The man in Namibia, whether or not he authentically dresses like that or if he was hired to do so, is not the story in that photo. He is there for a boring, hackneyed attempt at visual juxtaposition. His brownness is contrast for her whiteness. His spear, his desert, his all-encompassing “African-ness” is the point. He’s furniture. He’s the Taj Mahal. The Eiffel Tower. He’s there to locate the viewer in the world, not tell them anything.
And none of this is to mention that the picture offers a purely one-dimensional representation of an entire country. Did you know that Namibia is not just one big desert? Did you know this completely generic shopping complex is not actually in Fairfield, Connecticut, but Windhoek?
Now look, I am not here to regurgitate a critical race studies paper from my college years, but it’s important to talk about completely bogus representations of race and culture when they come up.
But the response to the issue has largely ignored these bizarre and racially clueless images, instead focusing on Kate Upton and her nearly nude Arctic adventure. A spread which, by the way, used penguins the same way the Namibia and Guangxi shoots used people.
Are we sensing what’s wrong here yet?
Domino's Specialty Chicken: It's like regular pizza, except instead of a crust, there's fried chicken. The company's marketing officer calls it "one of the most creative, innovative menu items we have ever had” -- brain power put to good use.
KFC'S ZINGER DOUBLE DOWN KING: A sandwich made by adding a burger patty to the infamous chicken-instead-of-buns creation can only be described using all caps. NO BUN ALL MEAT. Only available in South Korea.
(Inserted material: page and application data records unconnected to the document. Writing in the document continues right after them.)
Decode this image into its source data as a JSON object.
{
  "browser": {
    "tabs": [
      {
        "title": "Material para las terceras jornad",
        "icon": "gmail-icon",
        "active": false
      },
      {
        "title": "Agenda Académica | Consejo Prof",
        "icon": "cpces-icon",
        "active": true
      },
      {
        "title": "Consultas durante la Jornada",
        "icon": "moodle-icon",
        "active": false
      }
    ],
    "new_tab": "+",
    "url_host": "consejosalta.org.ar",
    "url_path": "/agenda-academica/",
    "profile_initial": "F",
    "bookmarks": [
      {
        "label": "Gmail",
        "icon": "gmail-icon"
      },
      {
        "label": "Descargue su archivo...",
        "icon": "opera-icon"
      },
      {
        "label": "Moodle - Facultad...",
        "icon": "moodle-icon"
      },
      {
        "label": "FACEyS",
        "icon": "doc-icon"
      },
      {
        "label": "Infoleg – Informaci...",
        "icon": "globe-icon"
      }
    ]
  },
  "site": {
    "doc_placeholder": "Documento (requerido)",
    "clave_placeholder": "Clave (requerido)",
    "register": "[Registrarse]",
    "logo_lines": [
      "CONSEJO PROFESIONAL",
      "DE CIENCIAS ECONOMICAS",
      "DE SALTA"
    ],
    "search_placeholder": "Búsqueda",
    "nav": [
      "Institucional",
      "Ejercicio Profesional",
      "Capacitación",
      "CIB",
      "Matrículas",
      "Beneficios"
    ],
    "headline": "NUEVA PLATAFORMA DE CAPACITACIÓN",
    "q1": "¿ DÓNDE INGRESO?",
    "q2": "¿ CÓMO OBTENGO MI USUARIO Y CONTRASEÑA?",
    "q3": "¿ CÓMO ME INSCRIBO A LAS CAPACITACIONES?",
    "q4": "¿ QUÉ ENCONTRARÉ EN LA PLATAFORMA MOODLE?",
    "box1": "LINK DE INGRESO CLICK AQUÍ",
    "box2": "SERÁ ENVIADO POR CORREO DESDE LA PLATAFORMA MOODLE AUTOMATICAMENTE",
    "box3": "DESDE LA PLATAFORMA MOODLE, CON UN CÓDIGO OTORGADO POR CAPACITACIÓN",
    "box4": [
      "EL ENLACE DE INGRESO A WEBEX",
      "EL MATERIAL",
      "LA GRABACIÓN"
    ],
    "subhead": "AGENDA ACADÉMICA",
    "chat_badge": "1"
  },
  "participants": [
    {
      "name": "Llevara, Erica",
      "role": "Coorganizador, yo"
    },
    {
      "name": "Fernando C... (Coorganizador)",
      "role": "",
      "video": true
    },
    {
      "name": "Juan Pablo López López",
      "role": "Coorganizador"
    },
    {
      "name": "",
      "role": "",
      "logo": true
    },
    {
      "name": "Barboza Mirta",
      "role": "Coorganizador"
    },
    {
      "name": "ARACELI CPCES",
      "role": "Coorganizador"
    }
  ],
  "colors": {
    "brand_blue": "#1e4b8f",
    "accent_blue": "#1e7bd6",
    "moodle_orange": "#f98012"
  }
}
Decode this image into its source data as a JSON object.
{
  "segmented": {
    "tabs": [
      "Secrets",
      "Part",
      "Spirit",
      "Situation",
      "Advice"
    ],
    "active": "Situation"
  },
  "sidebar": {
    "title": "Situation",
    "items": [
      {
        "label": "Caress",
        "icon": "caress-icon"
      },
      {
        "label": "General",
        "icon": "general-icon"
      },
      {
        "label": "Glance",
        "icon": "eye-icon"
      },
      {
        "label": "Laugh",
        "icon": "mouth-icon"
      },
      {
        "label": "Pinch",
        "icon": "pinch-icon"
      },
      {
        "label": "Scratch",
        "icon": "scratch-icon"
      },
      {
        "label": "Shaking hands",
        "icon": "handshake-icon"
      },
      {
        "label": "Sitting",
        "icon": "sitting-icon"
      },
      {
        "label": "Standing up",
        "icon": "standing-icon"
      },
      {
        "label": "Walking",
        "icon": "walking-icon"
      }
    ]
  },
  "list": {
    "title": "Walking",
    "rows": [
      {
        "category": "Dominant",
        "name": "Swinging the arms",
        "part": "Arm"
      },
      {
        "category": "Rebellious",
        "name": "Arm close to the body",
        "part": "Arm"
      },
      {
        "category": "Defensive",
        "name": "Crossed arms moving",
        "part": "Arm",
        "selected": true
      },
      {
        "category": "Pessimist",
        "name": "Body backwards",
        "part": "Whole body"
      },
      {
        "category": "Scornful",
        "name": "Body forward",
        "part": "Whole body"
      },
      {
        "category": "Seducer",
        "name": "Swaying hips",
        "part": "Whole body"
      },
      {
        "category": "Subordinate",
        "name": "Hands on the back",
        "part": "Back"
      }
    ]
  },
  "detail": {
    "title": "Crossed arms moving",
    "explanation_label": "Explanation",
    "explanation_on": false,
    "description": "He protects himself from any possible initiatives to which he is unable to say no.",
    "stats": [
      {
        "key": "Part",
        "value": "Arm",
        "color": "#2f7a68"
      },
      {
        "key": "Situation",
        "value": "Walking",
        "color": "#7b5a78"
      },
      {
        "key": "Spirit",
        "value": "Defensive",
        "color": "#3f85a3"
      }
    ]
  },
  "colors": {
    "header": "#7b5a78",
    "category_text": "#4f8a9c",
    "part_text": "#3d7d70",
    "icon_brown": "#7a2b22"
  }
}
Taco Bell's Waffle Taco: It took two years for Taco Bell to develop this waffle folded in the shape of a taco, the stand-out star of its new breakfast menu.
Krispy Kreme Triple Cheeseburger: Only attendees at the San Diego County Fair were given the opportunity to taste the official version of this donut-hamburger-heart attack combo. The rest of America has reasonable odds of not dropping dead tomorrow.
Taco Bell's Quesarito: A burrito wrapped in a quesadilla inside an enigma. Quarantined to one store in Oklahoma City.